CALIFORNIA | LOCAL
February 23, 2012 |
Wading into a divisive, politically charged debate, Los Angeles Police Chief Charlie Beck said Wednesday that California should issue driver's licenses to illegal immigrants. The chief becomes one of the most prominent local figures to support the idea that state lawmakers have battled over repeatedly in the last 15 years. And Beck's stance is certain to further inflame critics who are already angry at the chief for his efforts to liberalize rules on how his officers impound the cars of unlicensed drivers.
September 6, 2012 |
Less than two years after President Obama set off a boom in Cuban travel by relaxing restrictions on “people-to-people” educational trips, Obama's Treasury Department has again tightened restrictions, forcing cancellations and delays that have put dozens of educational group trips in limbo. Though Treasury officials have said little about reasons for the move, it follows complaints by U.S. Sen. Marco Rubio (R-Fla.) about “rampant abuses” in the program, which is intended to foster “meaningful interaction between travelers and inviduals in Cuba .” The slowdown apparently began May 10, when the U.S. Treasury Department stiffened the requirements for the renewable one-year licenses that allow educational tour operators into Cuba.
December 9, 2010 |
While the world frets over the WikiLeaks revelations, India is far more interested in Raja, Radia and Dutt. They are major players in a series of homegrown leaks that hint at widespread and corrosive corruption involving government, big business and the news media. Former Telecommunications Minister Andimuthu Raja, corporate publicist Nira Radia and TV news personality Barkha Dutt are named in 104 telephone calls caught on tape, part of what's been called India's biggest scandal since independence.
February 22, 2013 |
RALEIGH, N.C. - The driver's license features a bold, pink stripe along the top, and further down the phrase: "NO LAWFUL STATUS. " North Carolina proposes to issue the license to illegal immigrants who qualify for the federal Deferred Action Childhood Arrivals program. The idea has raised howls of protest from immigrant and civil rights groups. They complain that the proposed licenses would stigmatize young immigrants brought to the U.S. by their parents. State legislators have expressed concerns that illegal immigrants will use the licenses to vote or obtain social services, despite the pink stripe and a pink "LIMITED TERM" endorsement.
March 12, 1997 |

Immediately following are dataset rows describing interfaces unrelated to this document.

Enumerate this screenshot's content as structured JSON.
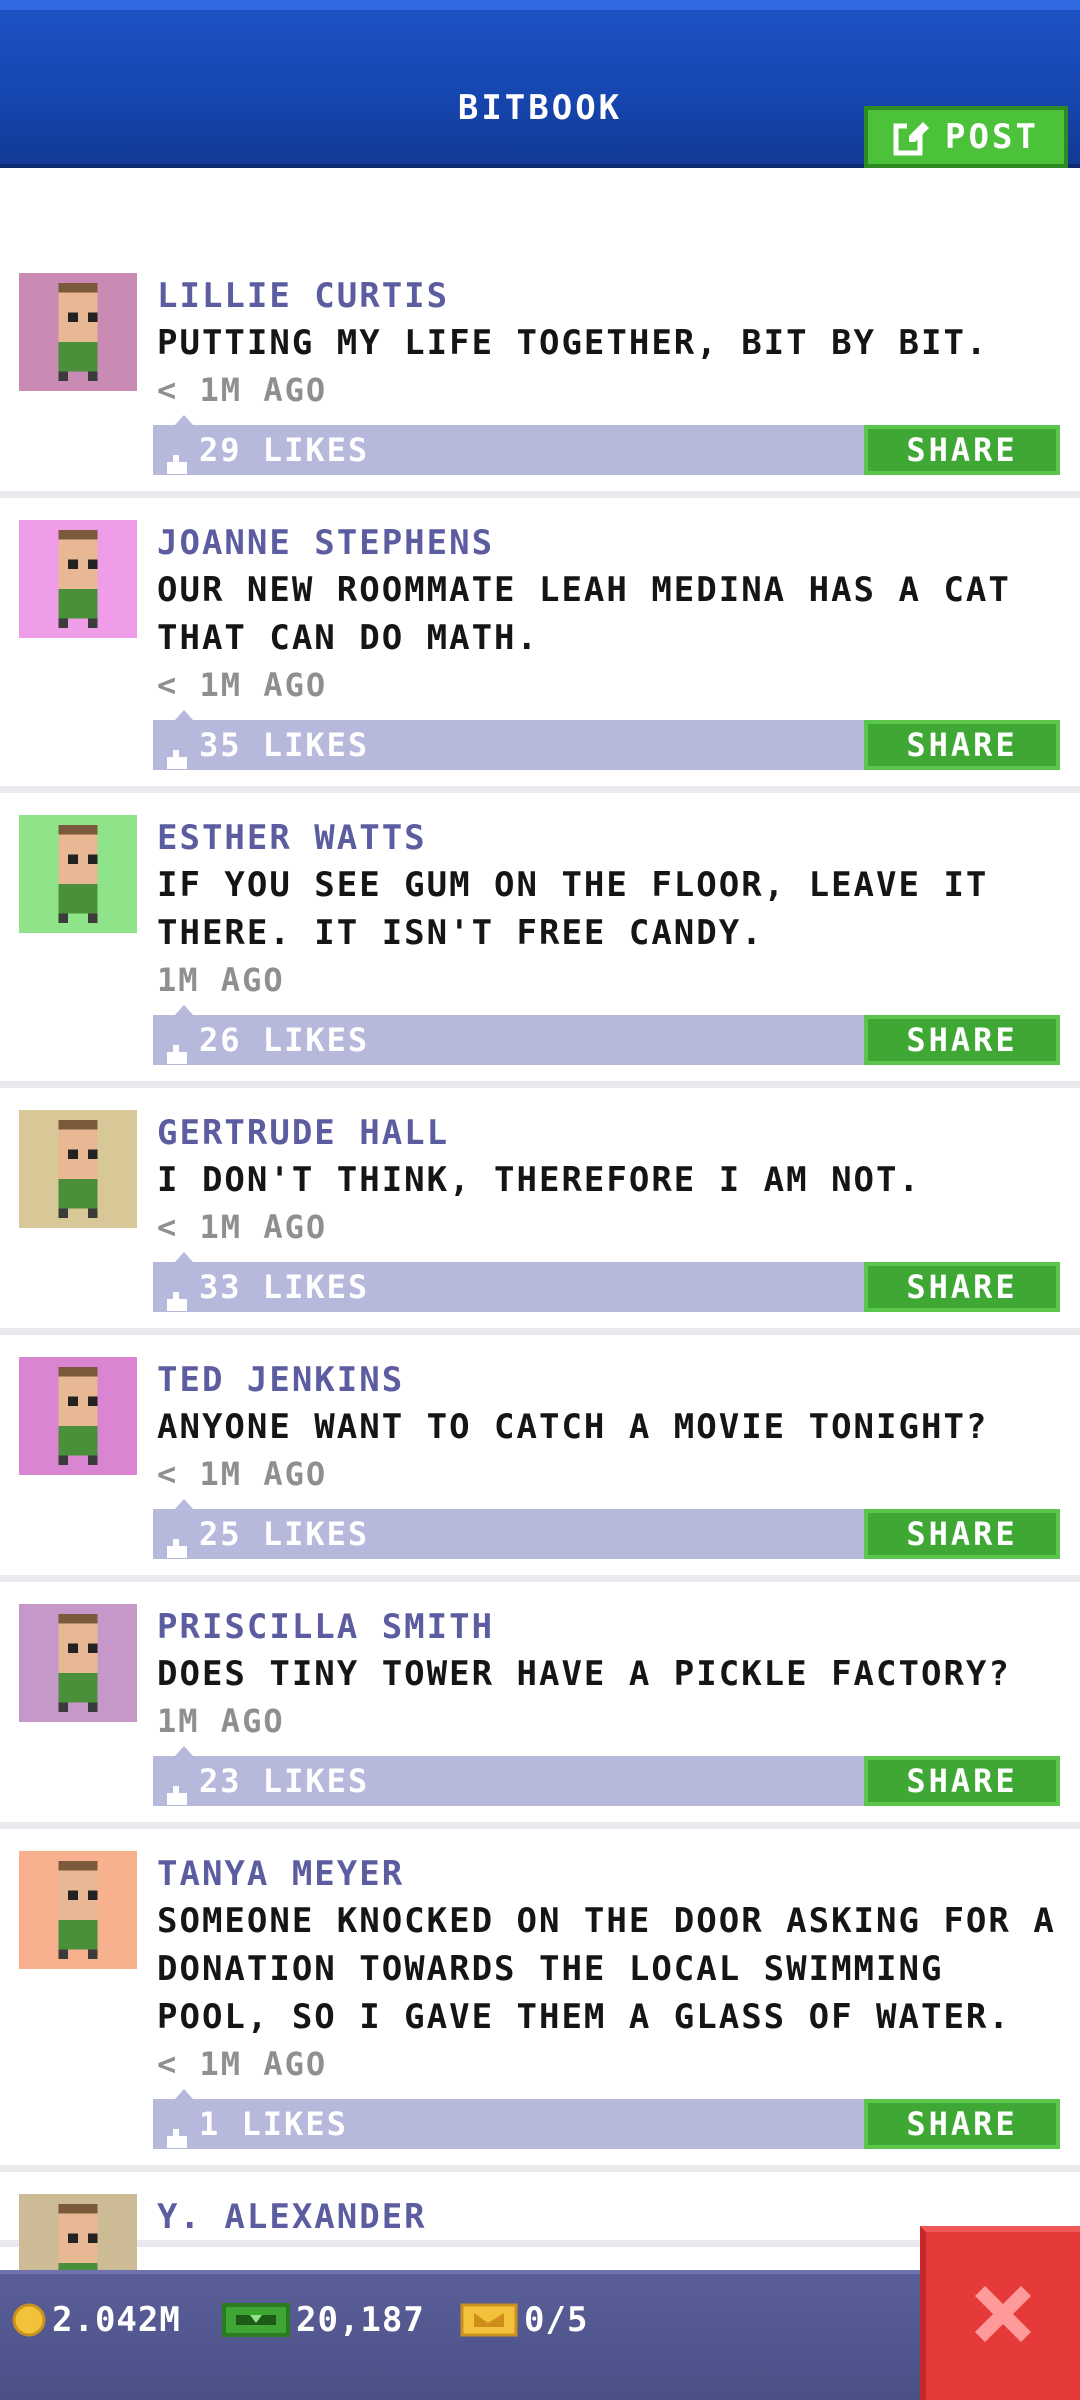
{
  "header": {
    "title": "BITBOOK",
    "post_label": "POST"
  },
  "posts": [
    {
      "author": "LILLIE CURTIS",
      "message": "PUTTING MY LIFE TOGETHER, BIT BY BIT.",
      "time": "< 1M AGO",
      "likes": "29 LIKES",
      "share_label": "SHARE",
      "avatar_bg": "#c98ab4"
    },
    {
      "author": "JOANNE STEPHENS",
      "message": "OUR NEW ROOMMATE LEAH MEDINA HAS A CAT THAT CAN DO MATH.",
      "time": "< 1M AGO",
      "likes": "35 LIKES",
      "share_label": "SHARE",
      "avatar_bg": "#ef9ce9"
    },
    {
      "author": "ESTHER WATTS",
      "message": "IF YOU SEE GUM ON THE FLOOR, LEAVE IT THERE. IT ISN'T FREE CANDY.",
      "time": "1M AGO",
      "likes": "26 LIKES",
      "share_label": "SHARE",
      "avatar_bg": "#8fe48a"
    },
    {
      "author": "GERTRUDE HALL",
      "message": "I DON'T THINK, THEREFORE I AM NOT.",
      "time": "< 1M AGO",
      "likes": "33 LIKES",
      "share_label": "SHARE",
      "avatar_bg": "#d8c897"
    },
    {
      "author": "TED JENKINS",
      "message": "ANYONE WANT TO CATCH A MOVIE TONIGHT?",
      "time": "< 1M AGO",
      "likes": "25 LIKES",
      "share_label": "SHARE",
      "avatar_bg": "#d985d2"
    },
    {
      "author": "PRISCILLA SMITH",
      "message": "DOES TINY TOWER HAVE A PICKLE FACTORY?",
      "time": "1M AGO",
      "likes": "23 LIKES",
      "share_label": "SHARE",
      "avatar_bg": "#c697c9"
    },
    {
      "author": "TANYA MEYER",
      "message": "SOMEONE KNOCKED ON THE DOOR ASKING FOR A DONATION TOWARDS THE LOCAL SWIMMING POOL, SO I GAVE THEM A GLASS OF WATER.",
      "time": "< 1M AGO",
      "likes": "1 LIKES",
      "share_label": "SHARE",
      "avatar_bg": "#f7b18f"
    },
    {
      "author": "Y. ALEXANDER",
      "message": "",
      "time": "",
      "likes": "",
      "share_label": "",
      "avatar_bg": "#cdbb95"
    }
  ],
  "bottom_bar": {
    "coins": "2.042M",
    "bux": "20,187",
    "tickets": "0/5"
  },
  "colors": {
    "header_blue": "#1646b0",
    "post_green": "#4cc23a",
    "author_purple": "#5c5ca0",
    "likes_bar": "#b6b8dc",
    "close_red": "#e63a3a"
  },
  "icons": [
    "edit-icon",
    "thumbs-up-icon",
    "coin-icon",
    "bux-icon",
    "ticket-icon",
    "close-icon"
  ]
}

Federal regulators have given the green light for a public action of a new wireless technology that could provide broad-band video and data services that would rival cable television. The Federal Communications Commission said it will auction 984 licenses nationwide for the technology, known as local multi-point distribution service, and will require that licensees provide "substantial service" to communities within 10 years.

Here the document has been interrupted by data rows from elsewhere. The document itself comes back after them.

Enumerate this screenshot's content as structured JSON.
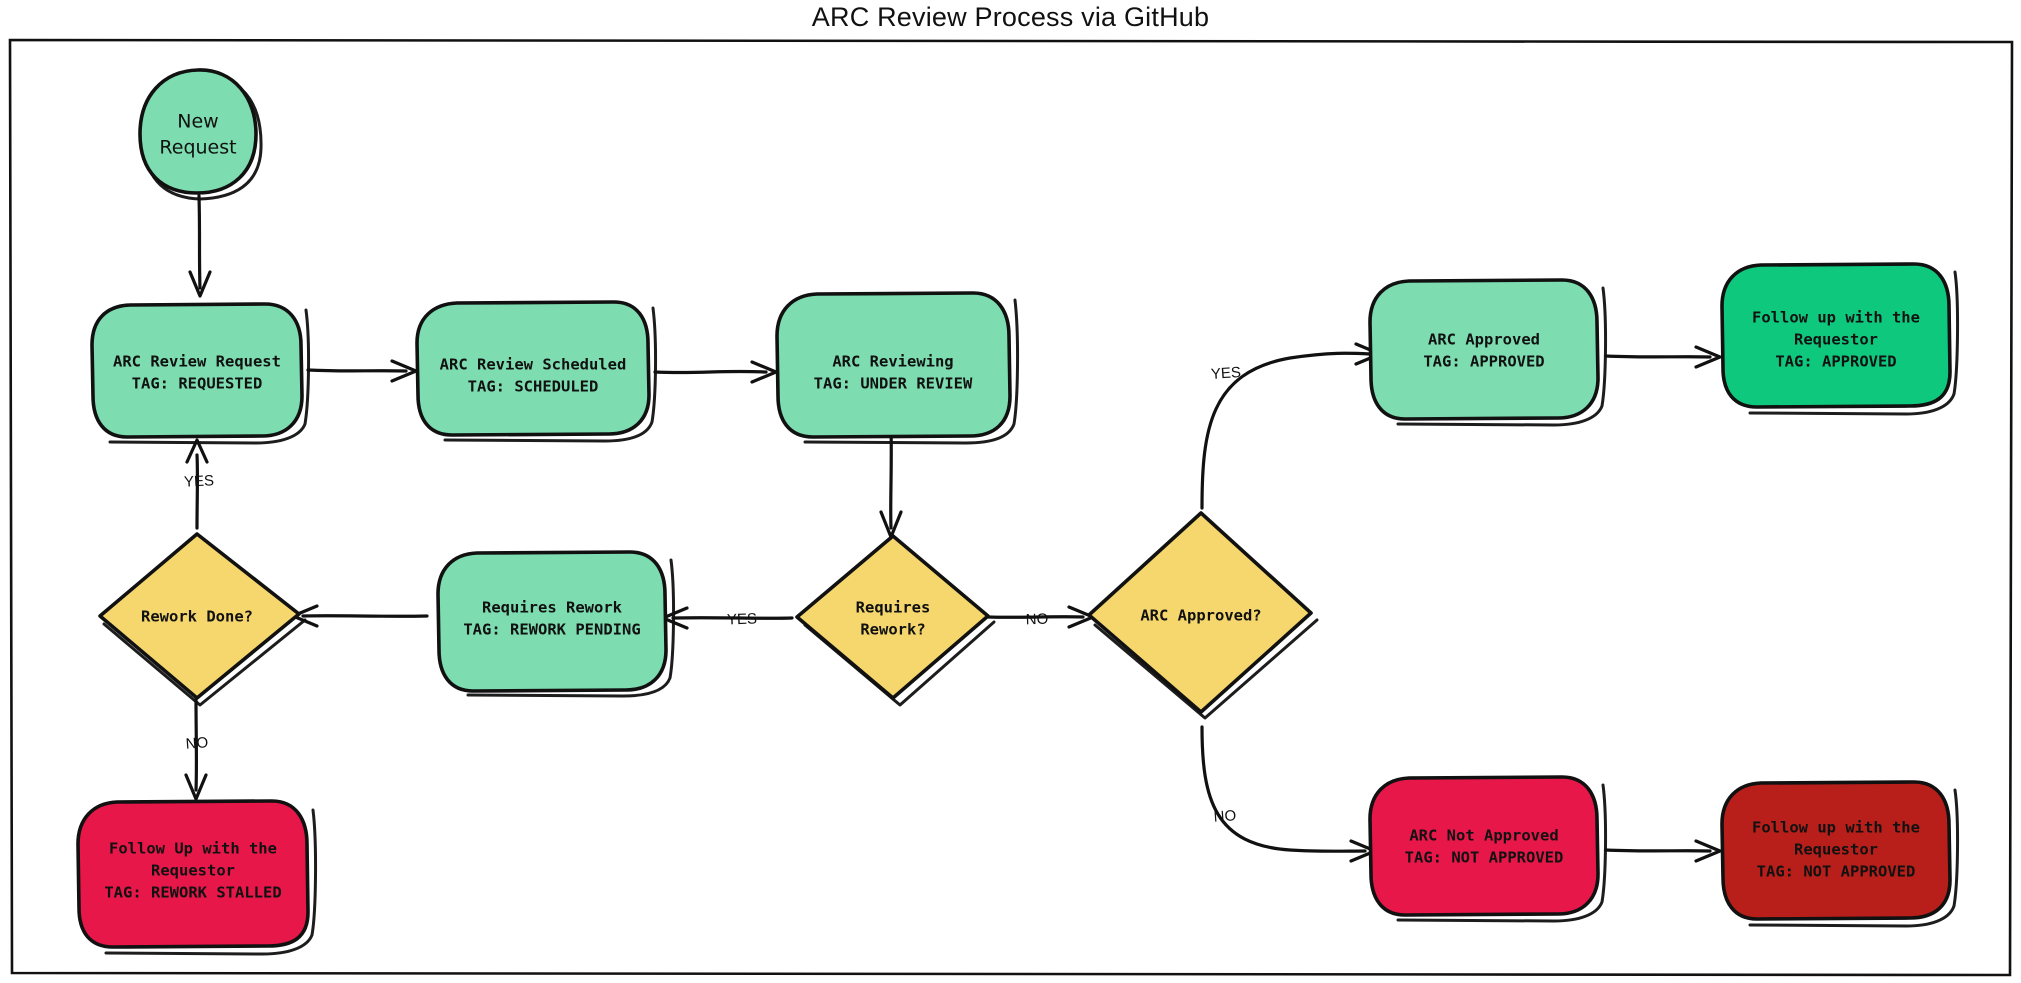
{
  "title": "ARC Review Process via GitHub",
  "theme": {
    "background": "#ffffff",
    "stroke": "#111111",
    "green": "#7ddcb0",
    "bright_green": "#0ec97d",
    "yellow": "#f5d76e",
    "crimson": "#e8174a",
    "dark_red": "#b81f1a"
  },
  "nodes": {
    "start": {
      "label": "New\nRequest",
      "shape": "circle",
      "color": "#7ddcb0"
    },
    "requested": {
      "line1": "ARC Review Request",
      "line2": "TAG: REQUESTED",
      "shape": "rounded-rect",
      "color": "#7ddcb0"
    },
    "scheduled": {
      "line1": "ARC Review Scheduled",
      "line2": "TAG: SCHEDULED",
      "shape": "rounded-rect",
      "color": "#7ddcb0"
    },
    "reviewing": {
      "line1": "ARC Reviewing",
      "line2": "TAG: UNDER REVIEW",
      "shape": "rounded-rect",
      "color": "#7ddcb0"
    },
    "requires_rework_decision": {
      "line1": "Requires",
      "line2": "Rework?",
      "shape": "diamond",
      "color": "#f5d76e"
    },
    "requires_rework_state": {
      "line1": "Requires Rework",
      "line2": "TAG: REWORK PENDING",
      "shape": "rounded-rect",
      "color": "#7ddcb0"
    },
    "rework_done_decision": {
      "line1": "Rework Done?",
      "line2": "",
      "shape": "diamond",
      "color": "#f5d76e"
    },
    "rework_stalled": {
      "line1": "Follow Up with the",
      "line2": "Requestor",
      "line3": "TAG: REWORK STALLED",
      "shape": "rounded-rect",
      "color": "#e8174a"
    },
    "arc_approved_decision": {
      "line1": "ARC Approved?",
      "line2": "",
      "shape": "diamond",
      "color": "#f5d76e"
    },
    "arc_approved": {
      "line1": "ARC Approved",
      "line2": "TAG: APPROVED",
      "shape": "rounded-rect",
      "color": "#7ddcb0"
    },
    "followup_approved": {
      "line1": "Follow up with the",
      "line2": "Requestor",
      "line3": "TAG: APPROVED",
      "shape": "rounded-rect",
      "color": "#0ec97d"
    },
    "arc_not_approved": {
      "line1": "ARC Not Approved",
      "line2": "TAG: NOT APPROVED",
      "shape": "rounded-rect",
      "color": "#e8174a"
    },
    "followup_not_approved": {
      "line1": "Follow up with the",
      "line2": "Requestor",
      "line3": "TAG: NOT APPROVED",
      "shape": "rounded-rect",
      "color": "#b81f1a"
    }
  },
  "edge_labels": {
    "rework_done_yes": "YES",
    "rework_done_no": "NO",
    "requires_rework_yes": "YES",
    "requires_rework_no": "NO",
    "arc_approved_yes": "YES",
    "arc_approved_no": "NO"
  }
}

August 10, 2000 |
Qualcomm Inc. granted Handspring Inc. a license for its digital wireless standard, extending its technology beyond telephones. Handspring, whose Visor hand-held computer uses the Palm Inc. operating system, will be able to develop wireless communications using Qualcomm's code division multiple access, or CDMA, technology, and Qualcomm will receive royalties on sales of Handspring products.

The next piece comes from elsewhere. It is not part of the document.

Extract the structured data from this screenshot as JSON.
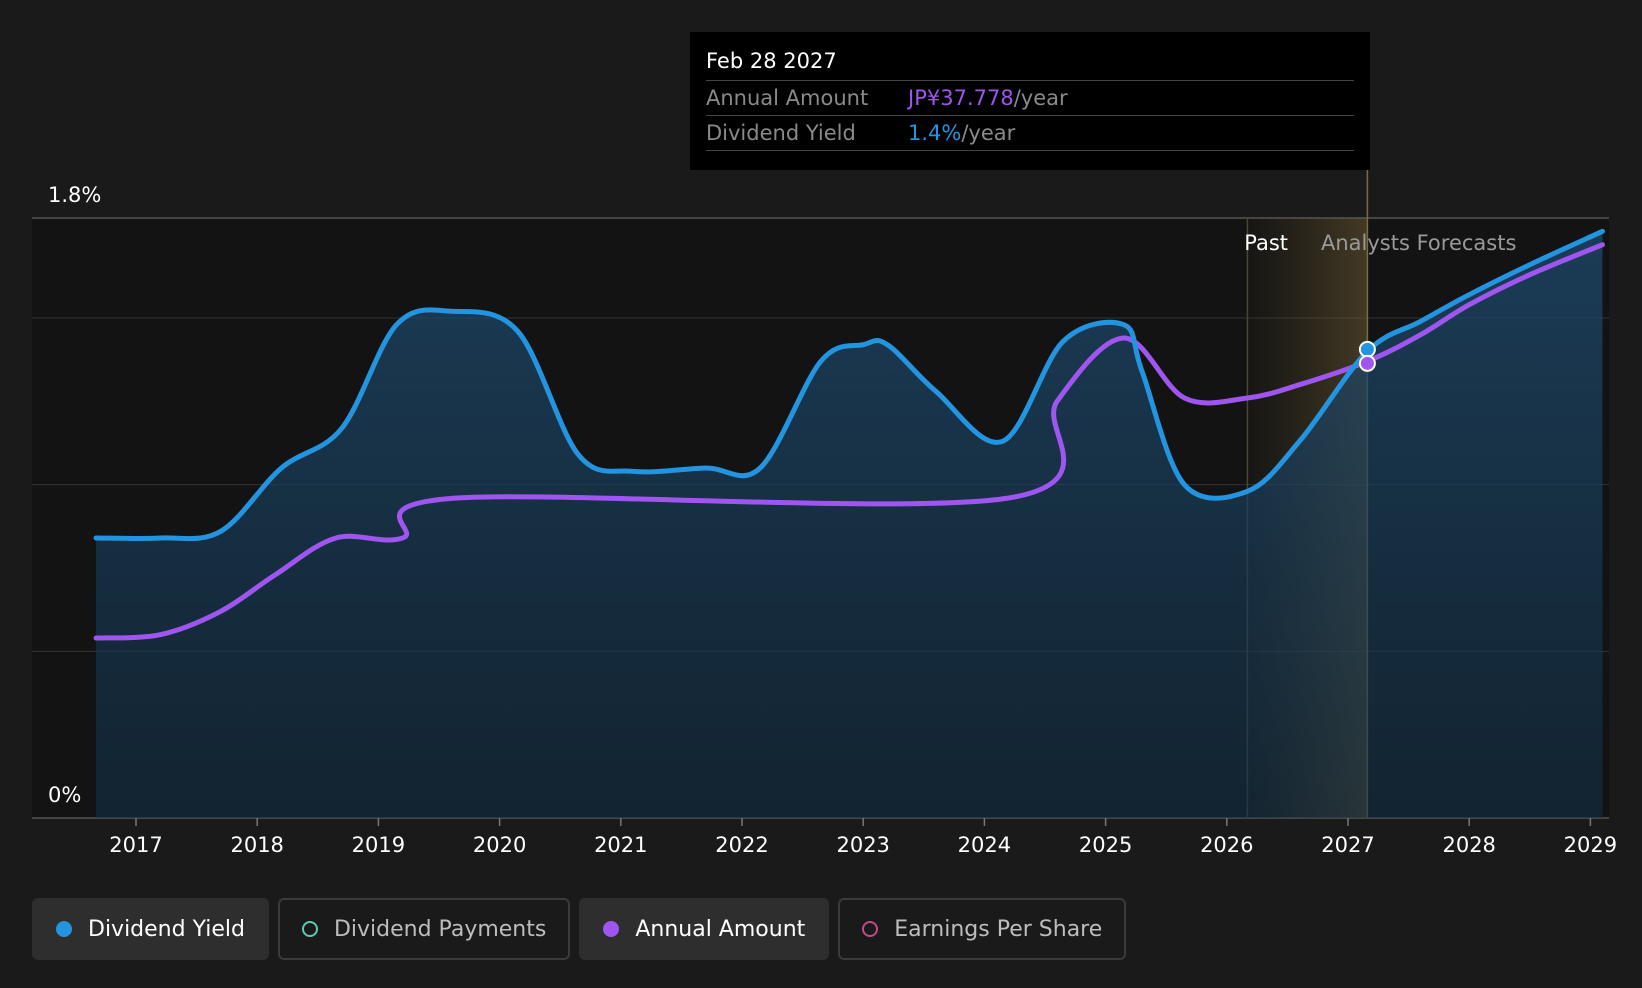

September 6, 2000 |
The Justice Department and the American Society of Composers, Authors and Publishers (ASCAP) agreed Tuesday to modernize a 59-year-old court order to bring the licensing of music for performances into the Internet Age. The original court order, entered in 1941 and amended several times, requires ASCAP to provide performance licenses to music users upon request and to distribute fees from those licenses to its members.
October 28, 2009 |
The Federal Aviation Administration revoked the licenses Tuesday of the two Northwest Airlines pilots who overshot a Minneapolis airport by 150 miles, saying that they "were on a frolic" that endangered the lives of others. The revocation report, released Tuesday, harshly condemned the two pilots and barred them from flying. "You engaged in conduct that put your passengers and your crew in serious jeopardy," FAA officials wrote in the report. The pilots -- Capt. Timothy B. Cheney, 53, of Gig Harbor, Wash.
November 4, 2005 |
U.S. regulators Thursday agreed to review whether they should intervene to ensure telephone companies can easily launch subscription television services without obstacles from local officials. The Federal Communications Commission voted to seek comment on the extent of its authority over the licensing process, whether new entrants have been stymied by local officials and what steps the agency should take, if any. Verizon Communications Inc. and SBC Communications Inc., the two largest local U.S.